🐻Special Edition: Will ARK Invest Blow Up?🐻
ARK's Lack of Liquidity May Become Exposed
One week ago, The Bear Cave wrote about potential liquidity issues at ARK Invest, the hot active management ETF firm founded by Cathie Wood. ARK has seen assets grow from around $10 billion to $60 billion over the last 12 months and ARK’s ETFs now own at least 15% of 11 different companies.
ARK’s illiquid holdings are problematic because if ARK ever faced outflows, or the threat of potential outflows, hedge funds could take predatory short positions in ARK’s illiquid holdings and create a performance death spiral. A review of ARK’s illiquid holdings shows that could be happening.
Below is a table with ARK’s 13 most concentrated holdings. On average they were down 7.5% yesterday and down 9.5% today.
On Twitter jokes about front-running forced selling by ARK have gained traction:
This very much creates a self-fulfilling prophecy. Investors who see bad performance may sell ARK ETFs, stop buying ARK ETFs, or short ARK ETFs. This pressure can cause the ETF to trade below NAV, which leads to “redemptions” as ETF arbitrageurs exchange the ETF for the underlying holdings and then sell the underlying holdings. This leads to further bad performance. (Read about how ETF arbitrage/redemptions work here.)
The Wall Street Journal wrote about liquidity problems at ARK three weeks ago. In the article Cathie Wood said that in a downturn she would sell liquid holdings, like ARK’s Tesla and Roku, to buy and support illiquid holdings:
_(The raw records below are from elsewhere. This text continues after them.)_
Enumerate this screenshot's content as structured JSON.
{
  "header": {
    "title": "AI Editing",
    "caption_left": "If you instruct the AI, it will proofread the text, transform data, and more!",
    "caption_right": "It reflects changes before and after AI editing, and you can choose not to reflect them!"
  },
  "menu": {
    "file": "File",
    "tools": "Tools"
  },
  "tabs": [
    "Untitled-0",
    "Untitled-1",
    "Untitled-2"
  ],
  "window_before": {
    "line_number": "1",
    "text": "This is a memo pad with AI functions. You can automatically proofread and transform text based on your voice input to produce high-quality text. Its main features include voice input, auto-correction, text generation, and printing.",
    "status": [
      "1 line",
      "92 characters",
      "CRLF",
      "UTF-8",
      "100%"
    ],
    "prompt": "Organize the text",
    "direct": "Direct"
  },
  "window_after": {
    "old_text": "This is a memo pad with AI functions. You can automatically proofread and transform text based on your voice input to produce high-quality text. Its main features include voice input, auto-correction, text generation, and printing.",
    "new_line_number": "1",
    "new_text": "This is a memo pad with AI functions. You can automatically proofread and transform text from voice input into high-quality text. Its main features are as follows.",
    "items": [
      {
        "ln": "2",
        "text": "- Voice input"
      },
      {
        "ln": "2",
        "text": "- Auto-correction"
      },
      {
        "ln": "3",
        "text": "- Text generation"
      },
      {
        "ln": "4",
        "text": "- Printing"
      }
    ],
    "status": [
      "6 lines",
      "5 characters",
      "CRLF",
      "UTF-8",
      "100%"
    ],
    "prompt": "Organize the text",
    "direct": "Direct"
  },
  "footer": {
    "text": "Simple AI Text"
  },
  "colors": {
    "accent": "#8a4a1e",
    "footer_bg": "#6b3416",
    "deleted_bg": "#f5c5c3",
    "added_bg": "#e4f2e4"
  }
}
“In an interview, Ms. Wood says that as markets rise, ARK diversifies into larger companies. They form a kind of war chest that ARK can tap into ‘during downturns, when our less-liquid stocks will be hit disproportionately, giving us better bargains,’ she says. In other words, ARK counts on being able to sell some big stocks to buy smaller ones when those become even cheaper—as it did successfully during last year’s severe bear market.”
That is a bad idea. By selling liquid holdings to support illiquid holdings ARK is becoming more illiquid. That is what U.K.-based fund Woodford Capital did before suspending redemptions and closing.
The hedge funds that may attempt to blow up ARK have more patient and sophisticated capital than ARK’s retail base. The strategy of getting more illiquid for temporary support won’t work.
ARK Invest has no chief risk officer on its website. ARK’s chief operating officer is Tom Staudt. According to Mr. Staudt’s LinkedIn, prior to joining ARK, he was the account executive at WILX-TV, a local station for Lansing, Michigan. ARK is known for hiring employees with non-traditional backgrounds.
ARK sends out daily emails with its buying and selling and someone even made an app to track ARK’s trades:
This is problematic because any actions taken by ARK will now work against them. If ARK starts selling a big holding, retail may bail and predatory shorts will pounce. This may cause further declines in whatever security ARK tries to sell.
Last night, ARK issued a correction to its “latest trades” email because the firm mistyped one of the ticker symbols. Worst of all, ARK seems indifferent to its illiquidity risks. For example, last week, ARK initiated a position in Vuzix (VUZI), a $900 million small tech company that is up around 1,000% over the last 12 months.
Just yesterday, ARK’s Genomic Fund (ARKG) bought another 122,000 shares of Surface Oncology (SURF), a $350 million cancer drug company. ARK now owns around 9% of the company.
ARK should be treating the situation as a four-alarm fire. Instead, it is just business as usual.
The next 48 hours will play a big role in determining what happens next. If things don’t change, Cathie’s ARK may sink.
Follow @StockJabber on Twitter for updates.
If this email was forward to you please consider joining The Bear Cave newsletter with the link below.
The Bear Cave also launched a second newsletter, Comment Letter King, that provides a free weekly recap of interested SEC comment letters. Check it out with the link below.
Until next week,
The Bear Cave